A new version of gimp came out today, and I gleefully headed over to the gimp downloads page this morning to see what support there was for OS X.
None, nothing, not a crumb, jack all.
All I can see is various options for installing it on various Linux distros. That's no good for me, it's compiling on Gentoo already, I want to know if I can finally have a proper gimp.app 2.4 version.
Perhaps its just me and my morning sloth that is failing to see the an "Other operating systems"-like link somewhere on the page. But no it fails to exist, so I assume it must have something to do with their not being a Windows or OS X version ready yet (despite the huge beta time).
Assumption is the mother of many things, so imagine my surprise when I look at the same page at work on the Mac and it tells about gimp.app, fink and macports.
The site is using my browser's user-agent string to decide what to serve to me, and there is no way I can see anything else. That's just great. The developers have made the assumption that if you are on a particular platform, everyone has homogenous computing environments, why would you want to see anything else?

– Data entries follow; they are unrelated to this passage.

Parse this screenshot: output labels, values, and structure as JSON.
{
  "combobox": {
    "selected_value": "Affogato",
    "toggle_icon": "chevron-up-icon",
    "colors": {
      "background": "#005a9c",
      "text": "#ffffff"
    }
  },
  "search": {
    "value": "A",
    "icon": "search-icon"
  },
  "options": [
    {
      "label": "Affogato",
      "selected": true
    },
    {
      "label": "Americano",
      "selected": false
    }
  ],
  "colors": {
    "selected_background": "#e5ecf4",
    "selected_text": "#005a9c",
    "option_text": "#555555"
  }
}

Stop telling what you think I want to hear and let me decide what I want.
Exhibit A: OS X auto-detection in full effect
Some would say that it is a long way from software engineering to journalism, others would correctly argue that it is a mere 10 metres according to the floor plan.During his first five years with CBS Interactive, Chris started his journalistic adventure in 2006 as the Editor of Builder AU after originally joining the company as a programmer.Leaving CBS Interactive in 2010 to follow his deep desire to study the snowdrifts and culinary delights of Canada, Chris based himself in Vancouver and paid for his new snowboarding and poutine cravings as a programmer for a lifestyle gaming startup.Chris returns to CBS in 2011 as the Editor of TechRepublic Australia determined to meld together his programming and journalistic tendencies once and for all.In his free time, Chris is often seen yelling at different operating systems for their own unique failures, avoiding the dreaded tech support calls from relatives, and conducting extensive studies of internets — he claims he once read an entire one.